The analysts forecast a rate cut in March, and no increases in the cash rate next year. The first rate rise is expected in early 2015 as the economy undergoes a "very slow transition" from mining-led growth.
They expect Australia to record economic growth of 2 per cent next year and 2.6 per cent in 2015.
"Relative to the acceleration forecast in the global economy, in Australia we expect economic growth to decelerate in 2014, anticipate further easing required by the RBA, forecast additional fiscal drag and see a corporate sector set on a path of investment restraint," Goldman Sachs analysts Tim Toohey, Matthew Ross, Christian Lelong and Andrew Boak wrote. "The headwinds of an elevated Australian dollar, ongoing fiscal drag, poor labour income dynamics and a declining terms of trade have weighed upon the non-mining economy's recovery."
A shift from scarcity to excess for some of Australia's key commodities and an ageing population were also likely to weigh on growth, the analysts said.

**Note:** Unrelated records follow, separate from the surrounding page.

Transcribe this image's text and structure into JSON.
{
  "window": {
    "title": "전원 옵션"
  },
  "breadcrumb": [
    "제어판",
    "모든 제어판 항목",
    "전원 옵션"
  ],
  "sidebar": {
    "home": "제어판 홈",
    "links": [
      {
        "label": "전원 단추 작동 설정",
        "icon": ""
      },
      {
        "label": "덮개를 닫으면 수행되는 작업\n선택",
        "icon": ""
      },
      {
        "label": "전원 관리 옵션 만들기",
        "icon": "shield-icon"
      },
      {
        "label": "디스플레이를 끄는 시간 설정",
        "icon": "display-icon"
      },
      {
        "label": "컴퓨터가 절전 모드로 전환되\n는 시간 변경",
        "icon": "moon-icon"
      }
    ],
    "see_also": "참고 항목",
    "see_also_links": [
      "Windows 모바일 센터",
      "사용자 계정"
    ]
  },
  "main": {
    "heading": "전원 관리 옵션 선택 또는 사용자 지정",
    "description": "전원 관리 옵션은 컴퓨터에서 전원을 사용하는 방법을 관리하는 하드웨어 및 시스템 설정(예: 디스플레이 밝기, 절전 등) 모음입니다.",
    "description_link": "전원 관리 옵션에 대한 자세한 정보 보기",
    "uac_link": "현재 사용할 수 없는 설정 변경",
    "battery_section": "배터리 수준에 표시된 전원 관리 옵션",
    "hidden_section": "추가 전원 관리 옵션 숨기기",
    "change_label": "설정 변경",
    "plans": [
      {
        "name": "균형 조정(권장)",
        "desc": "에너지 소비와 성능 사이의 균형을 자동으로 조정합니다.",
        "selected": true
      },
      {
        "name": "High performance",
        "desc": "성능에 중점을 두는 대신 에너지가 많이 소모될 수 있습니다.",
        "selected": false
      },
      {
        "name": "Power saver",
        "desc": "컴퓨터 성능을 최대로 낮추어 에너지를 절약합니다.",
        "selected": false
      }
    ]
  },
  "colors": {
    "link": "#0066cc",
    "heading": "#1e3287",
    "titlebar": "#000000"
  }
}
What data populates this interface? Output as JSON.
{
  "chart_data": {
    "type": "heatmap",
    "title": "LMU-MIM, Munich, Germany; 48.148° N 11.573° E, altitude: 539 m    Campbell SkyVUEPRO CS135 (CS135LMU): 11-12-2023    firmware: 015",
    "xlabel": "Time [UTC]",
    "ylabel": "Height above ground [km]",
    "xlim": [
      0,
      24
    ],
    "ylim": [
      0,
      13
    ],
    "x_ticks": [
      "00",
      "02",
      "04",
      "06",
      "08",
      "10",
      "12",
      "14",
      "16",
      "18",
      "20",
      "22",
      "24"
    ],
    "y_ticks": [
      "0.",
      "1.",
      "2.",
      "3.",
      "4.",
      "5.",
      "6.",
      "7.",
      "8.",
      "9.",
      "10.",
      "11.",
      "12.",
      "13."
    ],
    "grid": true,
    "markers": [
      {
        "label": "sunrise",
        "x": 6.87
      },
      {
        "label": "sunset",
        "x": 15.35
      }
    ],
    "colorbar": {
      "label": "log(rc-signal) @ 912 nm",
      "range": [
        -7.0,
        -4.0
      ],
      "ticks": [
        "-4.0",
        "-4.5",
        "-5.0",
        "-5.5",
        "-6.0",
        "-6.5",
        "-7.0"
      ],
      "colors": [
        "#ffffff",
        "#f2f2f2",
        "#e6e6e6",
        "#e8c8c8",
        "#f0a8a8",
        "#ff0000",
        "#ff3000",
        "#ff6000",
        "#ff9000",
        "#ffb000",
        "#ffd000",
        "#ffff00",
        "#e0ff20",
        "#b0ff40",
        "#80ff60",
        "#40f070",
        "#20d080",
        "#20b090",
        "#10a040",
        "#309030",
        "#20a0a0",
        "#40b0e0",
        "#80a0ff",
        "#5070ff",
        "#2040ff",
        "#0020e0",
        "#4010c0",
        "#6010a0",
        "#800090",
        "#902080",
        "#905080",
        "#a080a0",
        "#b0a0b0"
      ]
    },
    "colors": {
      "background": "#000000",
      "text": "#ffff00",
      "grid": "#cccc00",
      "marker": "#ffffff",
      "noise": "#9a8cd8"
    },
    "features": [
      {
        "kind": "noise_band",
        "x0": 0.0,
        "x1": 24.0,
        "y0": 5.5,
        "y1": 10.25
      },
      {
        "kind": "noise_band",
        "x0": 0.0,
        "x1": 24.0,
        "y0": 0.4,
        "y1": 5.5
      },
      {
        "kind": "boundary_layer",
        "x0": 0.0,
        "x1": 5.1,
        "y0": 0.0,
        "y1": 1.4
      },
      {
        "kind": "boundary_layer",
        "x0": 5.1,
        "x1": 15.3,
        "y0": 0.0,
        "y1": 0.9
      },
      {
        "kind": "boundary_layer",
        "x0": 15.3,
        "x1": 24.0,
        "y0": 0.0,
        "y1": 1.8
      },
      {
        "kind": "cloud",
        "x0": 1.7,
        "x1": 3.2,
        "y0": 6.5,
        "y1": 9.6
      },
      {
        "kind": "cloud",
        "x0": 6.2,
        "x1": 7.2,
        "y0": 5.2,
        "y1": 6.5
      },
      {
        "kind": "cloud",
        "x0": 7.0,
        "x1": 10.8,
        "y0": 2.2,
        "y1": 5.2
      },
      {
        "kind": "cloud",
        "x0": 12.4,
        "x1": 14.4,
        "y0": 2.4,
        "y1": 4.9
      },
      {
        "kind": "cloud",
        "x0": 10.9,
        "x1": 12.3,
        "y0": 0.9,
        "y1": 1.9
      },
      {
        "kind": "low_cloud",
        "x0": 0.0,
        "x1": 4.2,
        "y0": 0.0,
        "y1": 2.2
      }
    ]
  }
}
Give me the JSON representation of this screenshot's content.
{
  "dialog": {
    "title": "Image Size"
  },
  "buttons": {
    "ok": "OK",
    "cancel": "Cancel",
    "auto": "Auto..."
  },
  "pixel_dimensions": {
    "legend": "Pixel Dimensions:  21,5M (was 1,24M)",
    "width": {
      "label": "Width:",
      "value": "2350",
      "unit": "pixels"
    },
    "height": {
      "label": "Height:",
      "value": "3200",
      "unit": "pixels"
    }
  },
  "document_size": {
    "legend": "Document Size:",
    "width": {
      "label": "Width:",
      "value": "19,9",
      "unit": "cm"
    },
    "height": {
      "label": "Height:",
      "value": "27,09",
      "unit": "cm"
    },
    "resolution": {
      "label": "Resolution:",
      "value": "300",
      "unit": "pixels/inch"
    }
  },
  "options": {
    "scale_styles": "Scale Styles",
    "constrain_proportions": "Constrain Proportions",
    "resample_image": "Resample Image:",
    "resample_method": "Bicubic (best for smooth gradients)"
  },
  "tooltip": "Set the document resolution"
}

The report came as markets await a clearer picture of the non-mining sector by way of the release of private capital expenditure forecasts for the current financial year on Thursday. The Bureau of Statistics figures will also include final September-quarter data.
Meanwhile, the Australian dollar remained on track to record its weakest month since June.
Rochford Capital director Derek Mumford said it had declined for six days in a row, as fears about the Chinese economy as well as heightened expectations of a near-term taper by the Federal Reserve weighed on the local currency.
The dollar was buying US91.24¢ in late trade. It was also near a year low low against the British pound and the euro. The dollar was trading at 56.26p and 67.14 euro cents late on Wednesday. The dollar has fallen to as low as 56.21p and 66.53 euro cents over the past year.
Despite the soft Australian outlook, the analysts said the recovery in the non-mining sectors of the economy had started and was expected to broaden and strengthen, "supported by historically loose financial conditions, an ongoing upswing in housing investment and near-term decline in the [Australian dollar] which should provide important support to corporate earnings".
The risks to the outlook included a resilience in commodity prices and the search for yield continuing to push the dollar higher.